*Excerpts from an interface dataset*
::::::::

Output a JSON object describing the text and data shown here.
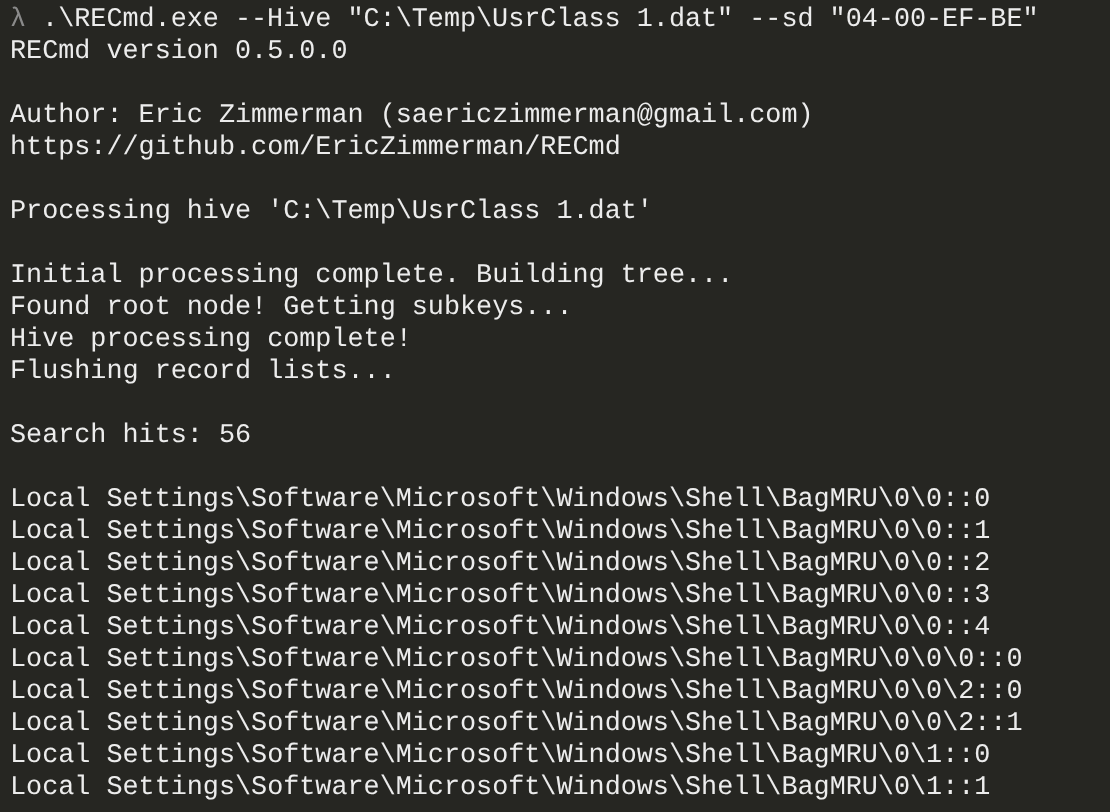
{
  "prompt": {
    "symbol": "λ",
    "command": ".\\RECmd.exe --Hive \"C:\\Temp\\UsrClass 1.dat\" --sd \"04-00-EF-BE\""
  },
  "output_blocks": [
    [
      "RECmd version 0.5.0.0"
    ],
    [
      "Author: Eric Zimmerman (saericzimmerman@gmail.com)",
      "https://github.com/EricZimmerman/RECmd"
    ],
    [
      "Processing hive 'C:\\Temp\\UsrClass 1.dat'"
    ],
    [
      "Initial processing complete. Building tree...",
      "Found root node! Getting subkeys...",
      "Hive processing complete!",
      "Flushing record lists..."
    ],
    [
      "Search hits: 56"
    ],
    [
      "Local Settings\\Software\\Microsoft\\Windows\\Shell\\BagMRU\\0\\0::0",
      "Local Settings\\Software\\Microsoft\\Windows\\Shell\\BagMRU\\0\\0::1",
      "Local Settings\\Software\\Microsoft\\Windows\\Shell\\BagMRU\\0\\0::2",
      "Local Settings\\Software\\Microsoft\\Windows\\Shell\\BagMRU\\0\\0::3",
      "Local Settings\\Software\\Microsoft\\Windows\\Shell\\BagMRU\\0\\0::4",
      "Local Settings\\Software\\Microsoft\\Windows\\Shell\\BagMRU\\0\\0\\0::0",
      "Local Settings\\Software\\Microsoft\\Windows\\Shell\\BagMRU\\0\\0\\2::0",
      "Local Settings\\Software\\Microsoft\\Windows\\Shell\\BagMRU\\0\\0\\2::1",
      "Local Settings\\Software\\Microsoft\\Windows\\Shell\\BagMRU\\0\\1::0",
      "Local Settings\\Software\\Microsoft\\Windows\\Shell\\BagMRU\\0\\1::1"
    ]
  ]
}
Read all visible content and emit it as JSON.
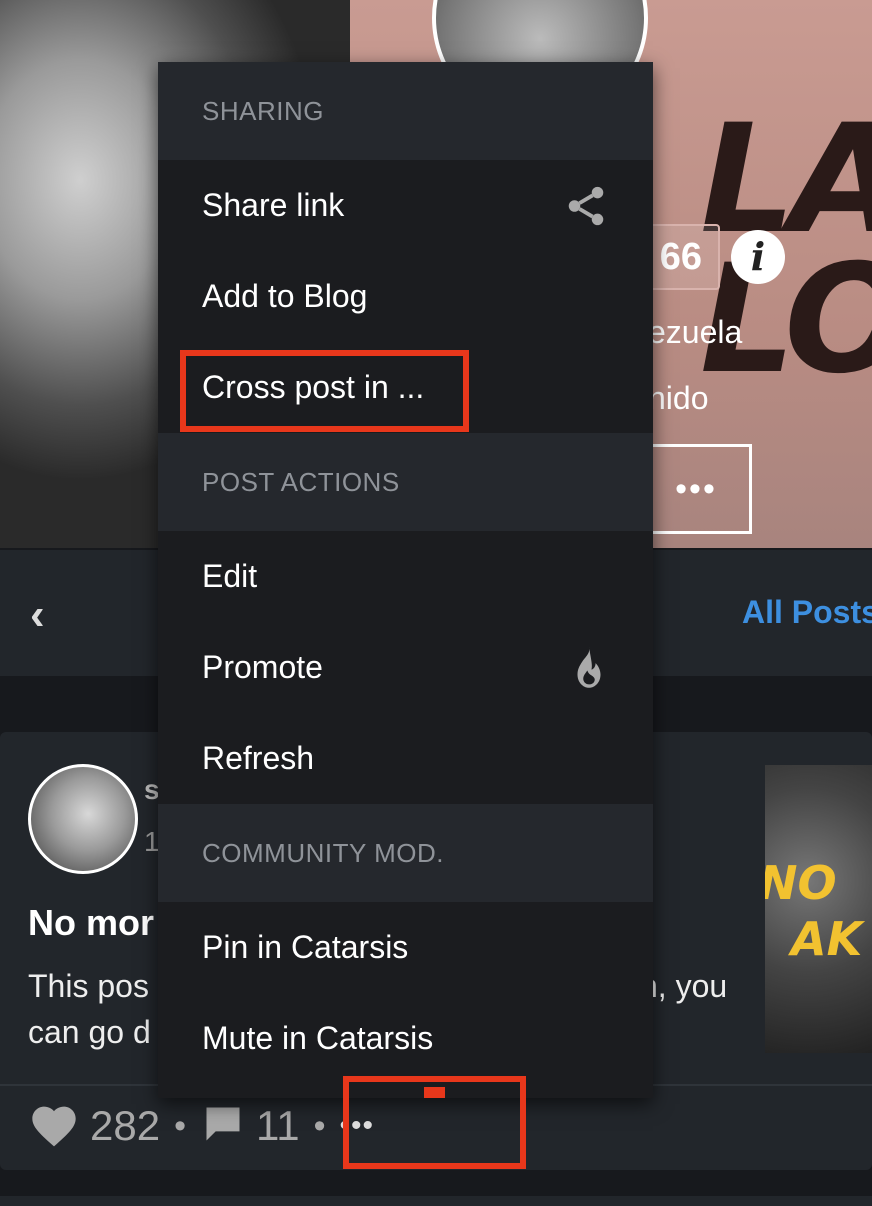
{
  "profile": {
    "stat_value": "66",
    "info_glyph": "i",
    "location_fragment": "ezuela",
    "title_fragment": "nido",
    "more_glyph": "•••",
    "banner_letters": "LA\nLO"
  },
  "nav": {
    "back_glyph": "‹",
    "all_posts_label": "All Posts"
  },
  "post": {
    "author_fragment": "s",
    "time_fragment": "1",
    "title_fragment": "No mor",
    "excerpt_line1_start": "This pos",
    "excerpt_line1_end": "n, you",
    "excerpt_line2_start": "can go d",
    "thumb_text": "NO \n  AK",
    "likes": "282",
    "comments": "11",
    "separator": "•",
    "more_glyph": "•••"
  },
  "menu": {
    "sections": [
      {
        "header": "SHARING",
        "items": [
          {
            "label": "Share link",
            "icon": "share-icon"
          },
          {
            "label": "Add to Blog",
            "icon": ""
          },
          {
            "label": "Cross post in ...",
            "icon": ""
          }
        ]
      },
      {
        "header": "POST ACTIONS",
        "items": [
          {
            "label": "Edit",
            "icon": ""
          },
          {
            "label": "Promote",
            "icon": "fire-icon"
          },
          {
            "label": "Refresh",
            "icon": ""
          }
        ]
      },
      {
        "header": "COMMUNITY MOD.",
        "items": [
          {
            "label": "Pin in Catarsis",
            "icon": ""
          },
          {
            "label": "Mute in Catarsis",
            "icon": ""
          }
        ]
      }
    ]
  },
  "colors": {
    "highlight": "#e8371b",
    "link": "#3d8fe0",
    "menu_bg": "#1b1c1f",
    "section_bg": "#25282d"
  }
}
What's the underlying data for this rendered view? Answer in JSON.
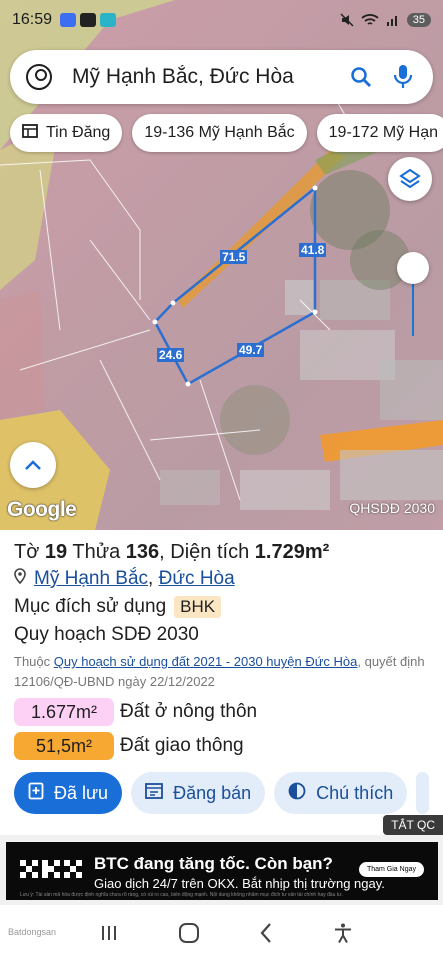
{
  "status_bar": {
    "time": "16:59",
    "battery": "35"
  },
  "search": {
    "query": "Mỹ Hạnh Bắc, Đức Hòa"
  },
  "chips": [
    {
      "label": "Tin Đăng",
      "icon": "listing-icon"
    },
    {
      "label": "19-136 Mỹ Hạnh Bắc"
    },
    {
      "label": "19-172 Mỹ Hạn"
    }
  ],
  "map": {
    "measurements": [
      "71.5",
      "41.8",
      "24.6",
      "49.7"
    ],
    "google_label": "Google",
    "layer_label": "QHSDĐ 2030"
  },
  "parcel": {
    "to_label": "Tờ",
    "to_value": "19",
    "thua_label": "Thửa",
    "thua_value": "136",
    "area_label": "Diện tích",
    "area_value": "1.729m²",
    "commune": "Mỹ Hạnh Bắc",
    "separator": ",",
    "district": "Đức Hòa",
    "purpose_label": "Mục đích sử dụng",
    "purpose_code": "BHK",
    "planning_label": "Quy hoạch SDĐ 2030",
    "source_prefix": "Thuộc",
    "source_link": "Quy hoạch sử dụng đất 2021 - 2030 huyện Đức Hòa",
    "source_suffix": ", quyết định 12106/QĐ-UBND ngày 22/12/2022",
    "land_uses": [
      {
        "area": "1.677m²",
        "label": "Đất ở nông thôn",
        "color": "#fdd0f5"
      },
      {
        "area": "51,5m²",
        "label": "Đất giao thông",
        "color": "#f6a833"
      }
    ]
  },
  "actions": [
    {
      "label": "Đã lưu",
      "icon": "saved-icon"
    },
    {
      "label": "Đăng bán",
      "icon": "post-icon"
    },
    {
      "label": "Chú thích",
      "icon": "legend-icon"
    }
  ],
  "ad": {
    "close_label": "TẮT QC",
    "brand": "OKX",
    "headline": "BTC đang tăng tốc. Còn bạn?",
    "subline": "Giao dịch 24/7 trên OKX. Bắt nhịp thị trường ngay.",
    "cta": "Tham Gia Ngay",
    "fine_print": "Lưu ý: Tài sản mã hóa được định nghĩa chưa rõ ràng, có rủi ro cao, biến động mạnh. Nội dung không nhằm mục đích tư vấn tài chính hay đầu tư."
  },
  "watermark": "Batdongsan"
}
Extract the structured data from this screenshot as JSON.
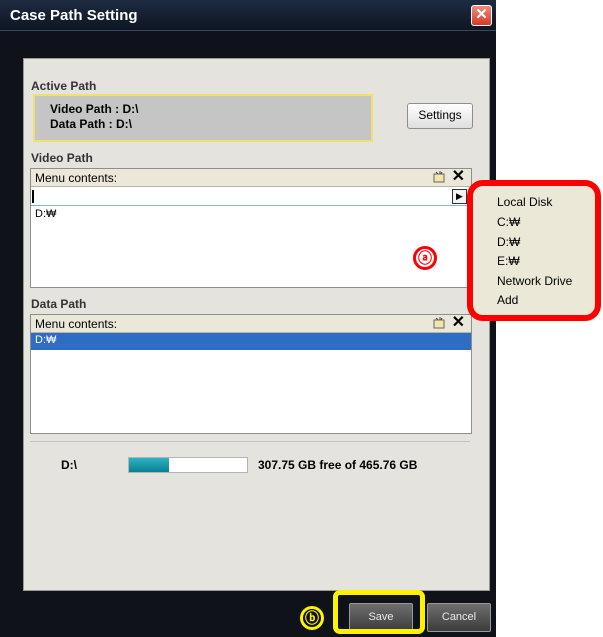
{
  "window": {
    "title": "Case Path Setting",
    "close_glyph": "✕"
  },
  "active_path": {
    "label": "Active Path",
    "video_line": "Video Path : D:\\",
    "data_line": "Data Path : D:\\",
    "settings_button": "Settings"
  },
  "video_path": {
    "label": "Video Path",
    "header": "Menu contents:",
    "items": [
      "D:₩"
    ]
  },
  "data_path": {
    "label": "Data Path",
    "header": "Menu contents:",
    "items": [
      "D:₩"
    ]
  },
  "disk": {
    "name": "D:\\",
    "info": "307.75 GB free of 465.76 GB",
    "used_fraction": 0.34
  },
  "buttons": {
    "save": "Save",
    "cancel": "Cancel"
  },
  "popup_menu": {
    "items": [
      "Local Disk",
      "C:₩",
      "D:₩",
      "E:₩",
      "Network Drive",
      "Add"
    ]
  },
  "annotations": {
    "a": "ⓐ",
    "b": "ⓑ"
  },
  "colors": {
    "highlight_red": "#ff0000",
    "highlight_yellow": "#fff200",
    "selection": "#2f6cc4"
  }
}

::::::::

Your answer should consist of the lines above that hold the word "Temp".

*Result below*
    "command": ".\\RECmd.exe --Hive \"C:\\Temp\\UsrClass 1.dat\" --sd \"04-00-EF-BE\""
      "Processing hive 'C:\\Temp\\UsrClass 1.dat'"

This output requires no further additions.